Labour has been careful not to obstruct the Government on counter-terrorism measures and the party earlier this month shifted its stance towards the Prevention of Terrorism Act by deciding to abstain on the issue, although 25 Labour MPs defied the leadership and opposed the renewal of the Act. For the previous 12 years Labour had opposed the renewal of the Act on the grounds that it suspended civil liberties with powers of detention without trial, and orders to exclude Northern Ireland from mainland Britain.
Substantially tighter security checks have already been introduced at Britain's 27 ports, along with greater use of closed- circuit television. Police have a filmed record of the 7,000 vehicles coming into the country each day. Security checks have generally been tightened on passengers, luggage and vehicles passing through ferry ports, the Channel Tunnel and connecting railways.
But the police have also been pressing for measures to ensure that the newly tightened security is on a firm legal footing. One possibility is for vehicle checks to be underpinnned statutorily by an amendment to the Maritime Shipping and Aviation Act. But if there were cross-party support the required package could also be introduced under a simple piece of primary legislation.

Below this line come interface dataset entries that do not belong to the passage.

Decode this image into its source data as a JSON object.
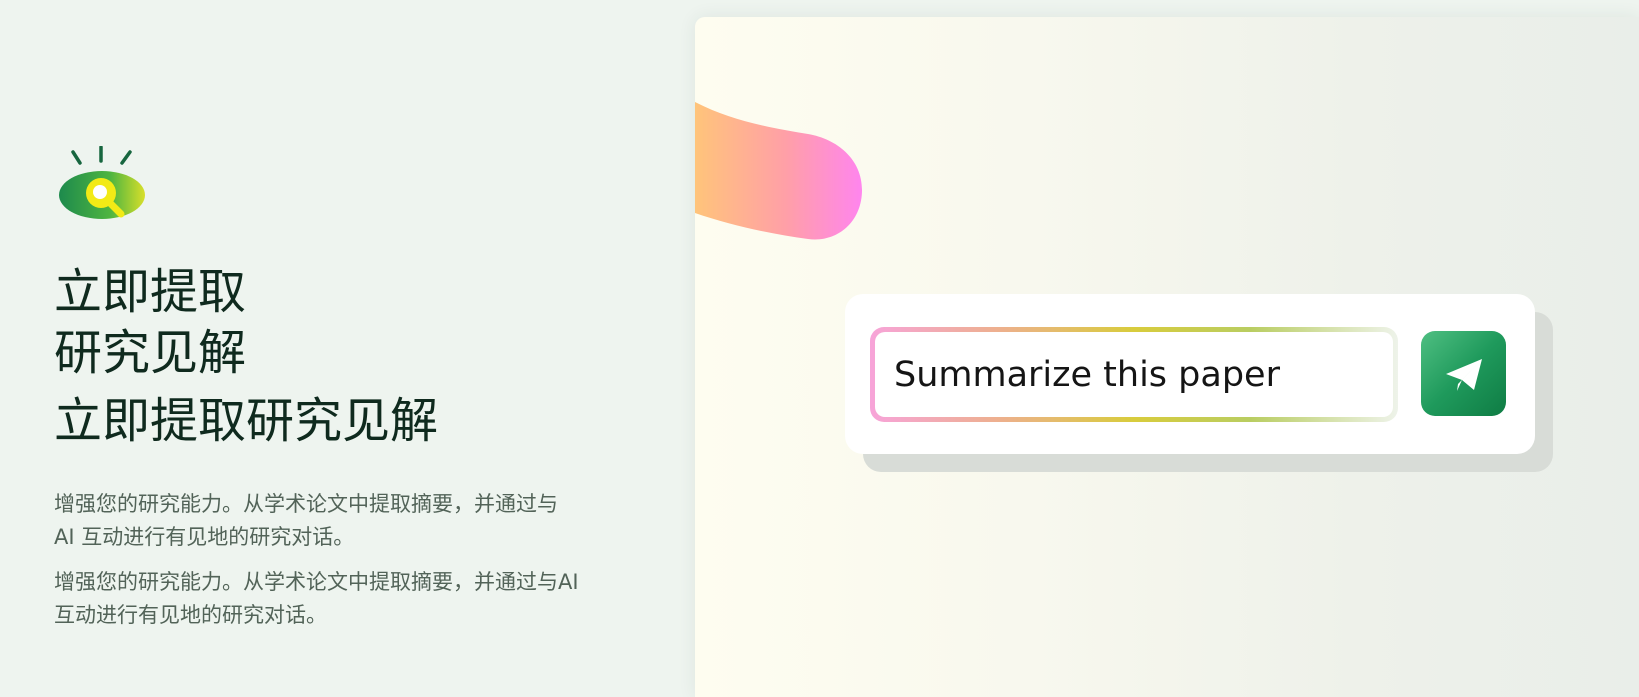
{
  "logo": {
    "icon": "eye-magnifier-icon"
  },
  "headline": {
    "line1": "立即提取",
    "line2": "研究见解",
    "line3": "立即提取研究见解"
  },
  "description": {
    "first": {
      "line1": "增强您的研究能力。从学术论文中提取摘要，并通过与",
      "line2": "AI 互动进行有见地的研究对话。"
    },
    "second": {
      "line1": "增强您的研究能力。从学术论文中提取摘要，并通过与AI",
      "line2": "互动进行有见地的研究对话。"
    }
  },
  "hero": {
    "prompt_text": "Summarize this paper",
    "send_icon": "paper-plane-icon"
  },
  "colors": {
    "accent_green": "#1f9a5c",
    "heading": "#0f2a1e",
    "body_text": "#526358",
    "background": "#eef4ef"
  }
}
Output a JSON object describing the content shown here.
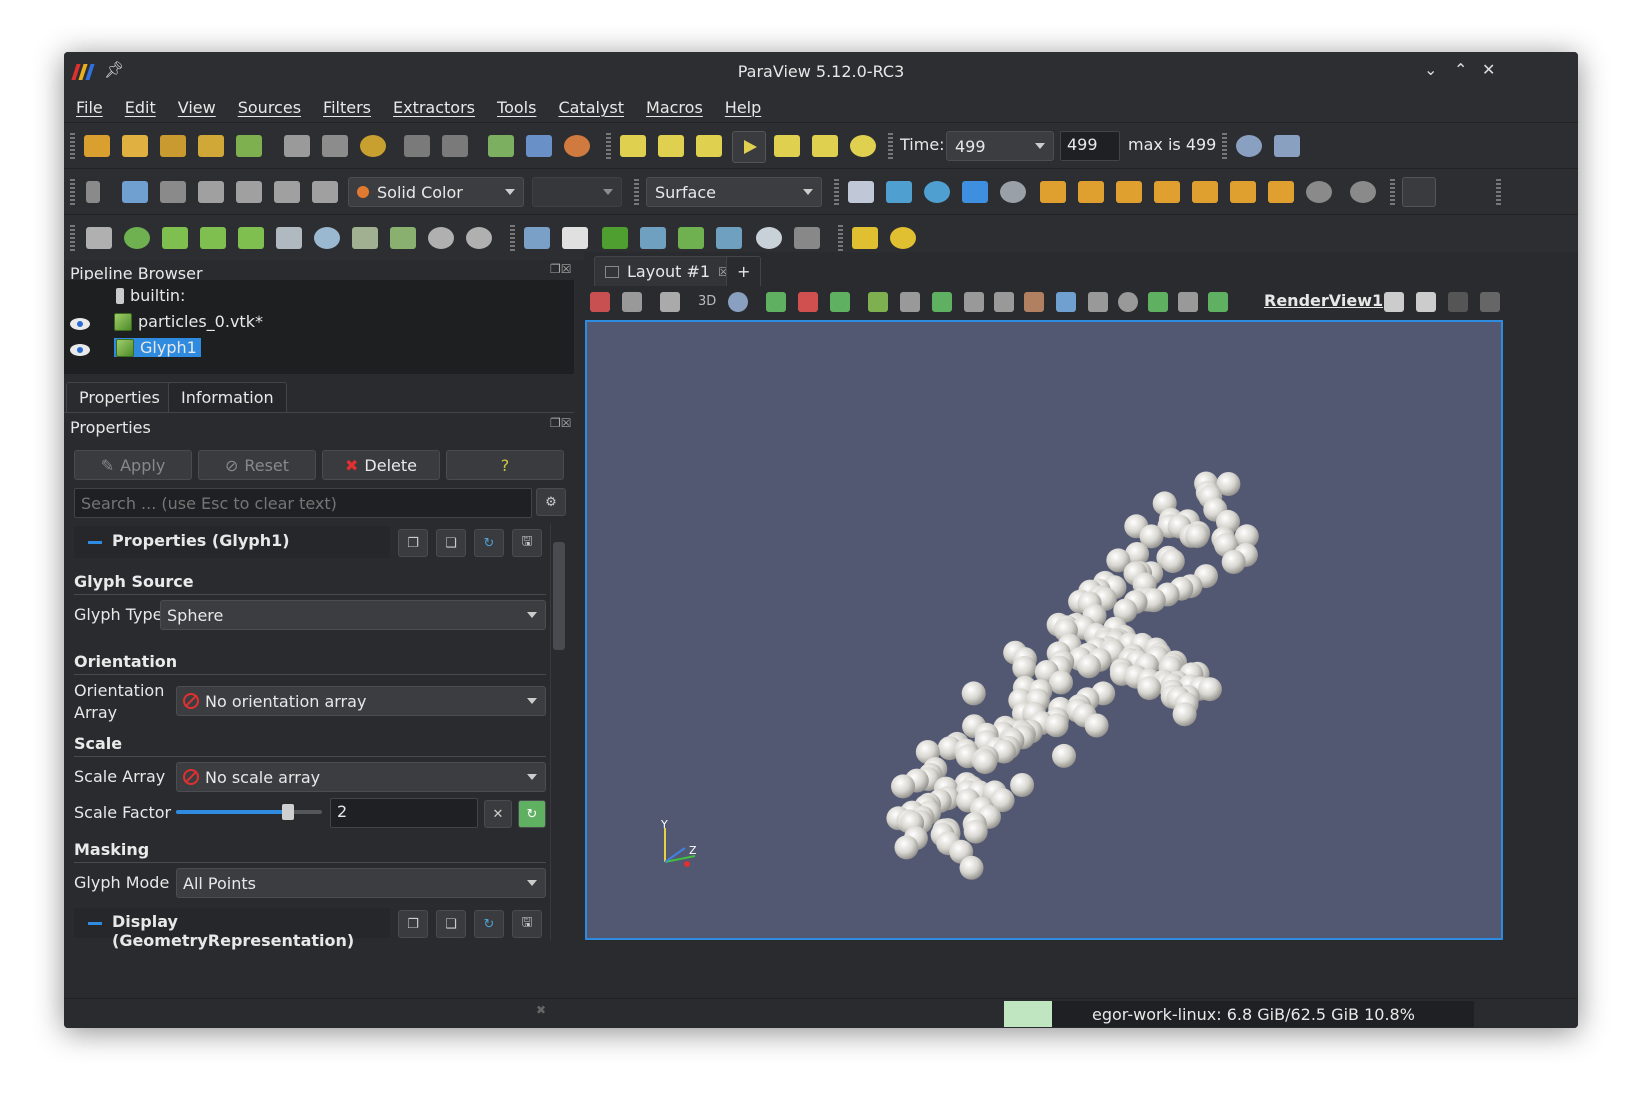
{
  "window": {
    "title": "ParaView 5.12.0-RC3"
  },
  "menu": [
    "File",
    "Edit",
    "View",
    "Sources",
    "Filters",
    "Extractors",
    "Tools",
    "Catalyst",
    "Macros",
    "Help"
  ],
  "time": {
    "label": "Time:",
    "value": "499",
    "step": "499",
    "max_text": "max is 499"
  },
  "toolbar2": {
    "coloring": "Solid Color",
    "component": "",
    "representation": "Surface"
  },
  "pipeline": {
    "title": "Pipeline Browser",
    "items": [
      {
        "label": "builtin:"
      },
      {
        "label": "particles_0.vtk*"
      },
      {
        "label": "Glyph1"
      }
    ]
  },
  "tabs": {
    "properties": "Properties",
    "information": "Information"
  },
  "properties": {
    "title": "Properties",
    "apply": "Apply",
    "reset": "Reset",
    "delete": "Delete",
    "help": "?",
    "search_placeholder": "Search ... (use Esc to clear text)",
    "group_header": "Properties (Glyph1)",
    "glyph_source": "Glyph Source",
    "glyph_type_label": "Glyph Type",
    "glyph_type_value": "Sphere",
    "orientation": "Orientation",
    "orientation_array_label_1": "Orientation",
    "orientation_array_label_2": "Array",
    "orientation_array_value": "No orientation array",
    "scale": "Scale",
    "scale_array_label": "Scale Array",
    "scale_array_value": "No scale array",
    "scale_factor_label": "Scale Factor",
    "scale_factor_value": "2",
    "masking": "Masking",
    "glyph_mode_label": "Glyph Mode",
    "glyph_mode_value": "All Points",
    "display_header": "Display (GeometryRepresentation)"
  },
  "layout": {
    "tab": "Layout #1",
    "add": "+",
    "view_name": "RenderView1",
    "mode_3d": "3D"
  },
  "axes": {
    "y": "Y",
    "z": "Z"
  },
  "status": {
    "memory": "egor-work-linux: 6.8 GiB/62.5 GiB 10.8%"
  },
  "colors": {
    "accent": "#2f8be0",
    "background": "#525772",
    "selection": "#2f8be0"
  }
}
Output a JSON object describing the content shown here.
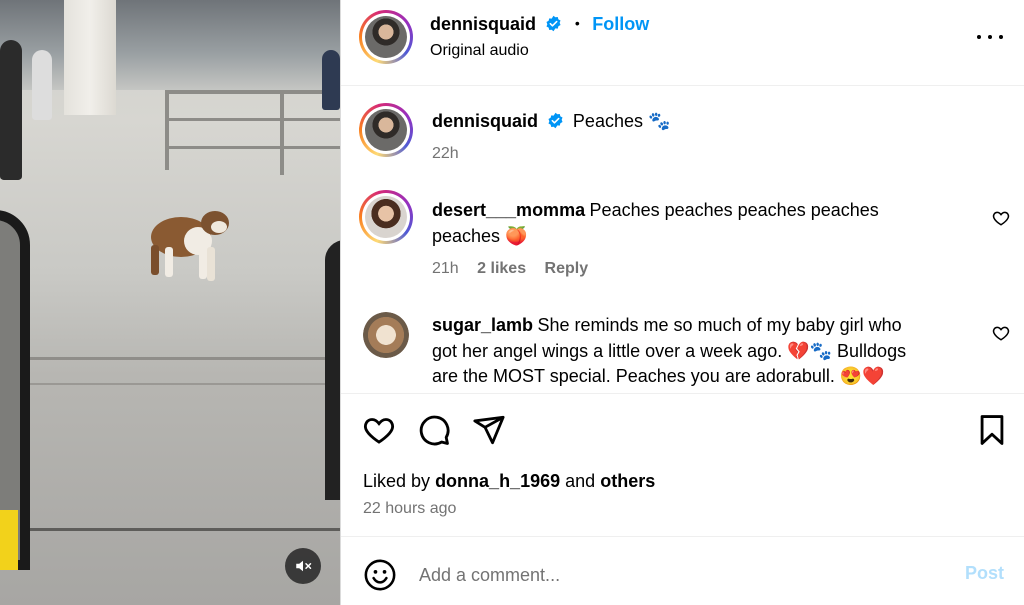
{
  "post": {
    "author": "dennisquaid",
    "follow_label": "Follow",
    "separator": "•",
    "audio": "Original audio"
  },
  "caption": {
    "author": "dennisquaid",
    "text": "Peaches 🐾",
    "time": "22h"
  },
  "comments": [
    {
      "author": "desert___momma",
      "text_line1": "Peaches peaches peaches peaches",
      "text_line2": "peaches 🍑",
      "time": "21h",
      "likes": "2 likes",
      "reply": "Reply"
    },
    {
      "author": "sugar_lamb",
      "text_line1": "She reminds me so much of my baby girl who",
      "text_line2": "got her angel wings a little over a week ago. 💔🐾 Bulldogs",
      "text_line3": "are the MOST special. Peaches you are adorabull. 😍❤️"
    }
  ],
  "likes": {
    "prefix": "Liked by",
    "user": "donna_h_1969",
    "middle": "and",
    "others": "others"
  },
  "timestamp": "22 hours ago",
  "composer": {
    "placeholder": "Add a comment...",
    "post_label": "Post"
  },
  "icons": {
    "like": "heart-icon",
    "comment": "comment-bubble-icon",
    "share": "paper-plane-icon",
    "save": "bookmark-icon",
    "emoji": "emoji-icon",
    "mute": "volume-muted-icon",
    "more": "more-options-icon",
    "verified": "verified-badge-icon"
  },
  "colors": {
    "link_blue": "#0095f6",
    "verified_blue": "#0095f6",
    "muted_text": "#737373",
    "post_disabled": "#b2dffc"
  }
}
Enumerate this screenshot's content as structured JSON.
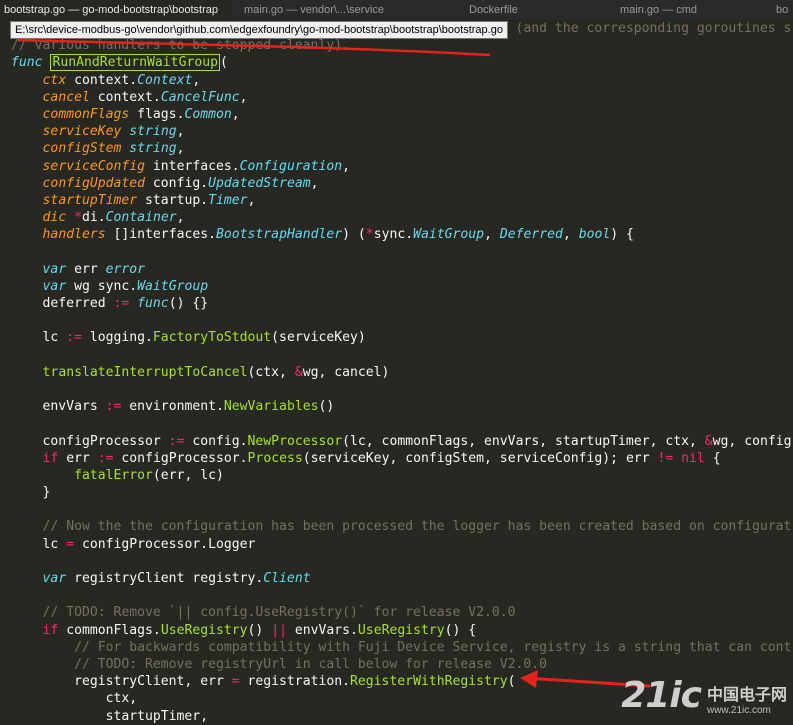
{
  "tabs": [
    {
      "label": "bootstrap.go — go-mod-bootstrap\\bootstrap"
    },
    {
      "label": "main.go — vendor\\...\\service"
    },
    {
      "label": "Dockerfile"
    },
    {
      "label": "main.go — cmd"
    },
    {
      "label": "bo"
    }
  ],
  "tooltip": {
    "path": "E:\\src\\device-modbus-go\\vendor\\github.com\\edgexfoundry\\go-mod-bootstrap\\bootstrap\\bootstrap.go"
  },
  "code_lines": [
    [
      [
        "cm",
        "                                                                (and the corresponding goroutines s"
      ]
    ],
    [
      [
        "cm",
        "// various handlers to be stopped cleanly)."
      ]
    ],
    [
      [
        "kw",
        "func"
      ],
      [
        "p",
        " "
      ],
      [
        "fnbox",
        "RunAndReturnWaitGroup"
      ],
      [
        "p",
        "("
      ]
    ],
    [
      [
        "p",
        "    "
      ],
      [
        "param",
        "ctx"
      ],
      [
        "p",
        " context."
      ],
      [
        "type",
        "Context"
      ],
      [
        "p",
        ","
      ]
    ],
    [
      [
        "p",
        "    "
      ],
      [
        "param",
        "cancel"
      ],
      [
        "p",
        " context."
      ],
      [
        "type",
        "CancelFunc"
      ],
      [
        "p",
        ","
      ]
    ],
    [
      [
        "p",
        "    "
      ],
      [
        "param",
        "commonFlags"
      ],
      [
        "p",
        " flags."
      ],
      [
        "type",
        "Common"
      ],
      [
        "p",
        ","
      ]
    ],
    [
      [
        "p",
        "    "
      ],
      [
        "param",
        "serviceKey"
      ],
      [
        "p",
        " "
      ],
      [
        "type",
        "string"
      ],
      [
        "p",
        ","
      ]
    ],
    [
      [
        "p",
        "    "
      ],
      [
        "param",
        "configStem"
      ],
      [
        "p",
        " "
      ],
      [
        "type",
        "string"
      ],
      [
        "p",
        ","
      ]
    ],
    [
      [
        "p",
        "    "
      ],
      [
        "param",
        "serviceConfig"
      ],
      [
        "p",
        " interfaces."
      ],
      [
        "type",
        "Configuration"
      ],
      [
        "p",
        ","
      ]
    ],
    [
      [
        "p",
        "    "
      ],
      [
        "param",
        "configUpdated"
      ],
      [
        "p",
        " config."
      ],
      [
        "type",
        "UpdatedStream"
      ],
      [
        "p",
        ","
      ]
    ],
    [
      [
        "p",
        "    "
      ],
      [
        "param",
        "startupTimer"
      ],
      [
        "p",
        " startup."
      ],
      [
        "type",
        "Timer"
      ],
      [
        "p",
        ","
      ]
    ],
    [
      [
        "p",
        "    "
      ],
      [
        "param",
        "dic"
      ],
      [
        "p",
        " "
      ],
      [
        "op",
        "*"
      ],
      [
        "p",
        "di."
      ],
      [
        "type",
        "Container"
      ],
      [
        "p",
        ","
      ]
    ],
    [
      [
        "p",
        "    "
      ],
      [
        "param",
        "handlers"
      ],
      [
        "p",
        " []interfaces."
      ],
      [
        "type",
        "BootstrapHandler"
      ],
      [
        "p",
        ") ("
      ],
      [
        "op",
        "*"
      ],
      [
        "p",
        "sync."
      ],
      [
        "type",
        "WaitGroup"
      ],
      [
        "p",
        ", "
      ],
      [
        "type",
        "Deferred"
      ],
      [
        "p",
        ", "
      ],
      [
        "type",
        "bool"
      ],
      [
        "p",
        ") {"
      ]
    ],
    [],
    [
      [
        "p",
        "    "
      ],
      [
        "kw",
        "var"
      ],
      [
        "p",
        " err "
      ],
      [
        "type",
        "error"
      ]
    ],
    [
      [
        "p",
        "    "
      ],
      [
        "kw",
        "var"
      ],
      [
        "p",
        " wg sync."
      ],
      [
        "type",
        "WaitGroup"
      ]
    ],
    [
      [
        "p",
        "    deferred "
      ],
      [
        "op",
        ":="
      ],
      [
        "p",
        " "
      ],
      [
        "kw",
        "func"
      ],
      [
        "p",
        "() {}"
      ]
    ],
    [],
    [
      [
        "p",
        "    lc "
      ],
      [
        "op",
        ":="
      ],
      [
        "p",
        " logging."
      ],
      [
        "fn",
        "FactoryToStdout"
      ],
      [
        "p",
        "(serviceKey)"
      ]
    ],
    [],
    [
      [
        "p",
        "    "
      ],
      [
        "fn",
        "translateInterruptToCancel"
      ],
      [
        "p",
        "(ctx, "
      ],
      [
        "op",
        "&"
      ],
      [
        "p",
        "wg, cancel)"
      ]
    ],
    [],
    [
      [
        "p",
        "    envVars "
      ],
      [
        "op",
        ":="
      ],
      [
        "p",
        " environment."
      ],
      [
        "fn",
        "NewVariables"
      ],
      [
        "p",
        "()"
      ]
    ],
    [],
    [
      [
        "p",
        "    configProcessor "
      ],
      [
        "op",
        ":="
      ],
      [
        "p",
        " config."
      ],
      [
        "fn",
        "NewProcessor"
      ],
      [
        "p",
        "(lc, commonFlags, envVars, startupTimer, ctx, "
      ],
      [
        "op",
        "&"
      ],
      [
        "p",
        "wg, config"
      ]
    ],
    [
      [
        "p",
        "    "
      ],
      [
        "op",
        "if"
      ],
      [
        "p",
        " err "
      ],
      [
        "op",
        ":="
      ],
      [
        "p",
        " configProcessor."
      ],
      [
        "fn",
        "Process"
      ],
      [
        "p",
        "(serviceKey, configStem, serviceConfig); err "
      ],
      [
        "op",
        "!="
      ],
      [
        "p",
        " "
      ],
      [
        "op",
        "nil"
      ],
      [
        "p",
        " {"
      ]
    ],
    [
      [
        "p",
        "        "
      ],
      [
        "fn",
        "fatalError"
      ],
      [
        "p",
        "(err, lc)"
      ]
    ],
    [
      [
        "p",
        "    }"
      ]
    ],
    [],
    [
      [
        "p",
        "    "
      ],
      [
        "cm",
        "// Now the the configuration has been processed the logger has been created based on configurat"
      ]
    ],
    [
      [
        "p",
        "    lc "
      ],
      [
        "op",
        "="
      ],
      [
        "p",
        " configProcessor.Logger"
      ]
    ],
    [],
    [
      [
        "p",
        "    "
      ],
      [
        "kw",
        "var"
      ],
      [
        "p",
        " registryClient registry."
      ],
      [
        "type",
        "Client"
      ]
    ],
    [],
    [
      [
        "p",
        "    "
      ],
      [
        "cm",
        "// TODO: Remove `|| config.UseRegistry()` for release V2.0.0"
      ]
    ],
    [
      [
        "p",
        "    "
      ],
      [
        "op",
        "if"
      ],
      [
        "p",
        " commonFlags."
      ],
      [
        "fn",
        "UseRegistry"
      ],
      [
        "p",
        "() "
      ],
      [
        "op",
        "||"
      ],
      [
        "p",
        " envVars."
      ],
      [
        "fn",
        "UseRegistry"
      ],
      [
        "p",
        "() {"
      ]
    ],
    [
      [
        "p",
        "        "
      ],
      [
        "cm",
        "// For backwards compatibility with Fuji Device Service, registry is a string that can cont"
      ]
    ],
    [
      [
        "p",
        "        "
      ],
      [
        "cm",
        "// TODO: Remove registryUrl in call below for release V2.0.0"
      ]
    ],
    [
      [
        "p",
        "        registryClient, err "
      ],
      [
        "op",
        "="
      ],
      [
        "p",
        " registration."
      ],
      [
        "fn",
        "RegisterWithRegistry"
      ],
      [
        "p",
        "("
      ]
    ],
    [
      [
        "p",
        "            ctx,"
      ]
    ],
    [
      [
        "p",
        "            startupTimer,"
      ]
    ]
  ],
  "watermark": {
    "brand": "21ic",
    "cn": "中国电子网",
    "site": "www.21ic.com"
  },
  "colors": {
    "bg": "#272822",
    "keyword": "#66d9ef",
    "function": "#a6e22e",
    "operator": "#f92672",
    "param": "#fd971f",
    "comment": "#75715e",
    "annotation": "#e5231b"
  }
}
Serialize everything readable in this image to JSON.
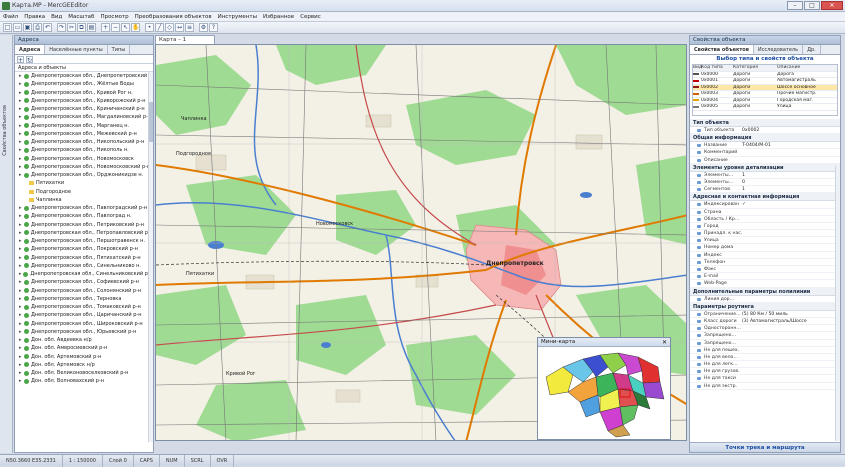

Yesterday's talks are understood to have involved Alan Beith, the Liberal Democrats Law and Order spokesman, and Ken Maginnis, the Ulster Unionists' Security spokesman. The SDLP and the Welsh and Scottish nationalists have also been informed.
The Intelligence and Security Committee said it would also investigate possible gaps in intelligence which may have helped lead to the Docklands bombing in February. The committee will also examine whether MI5 should be given the lead over police in Northern Ireland for counter-terrorism, as it has in the mainland.Reuse content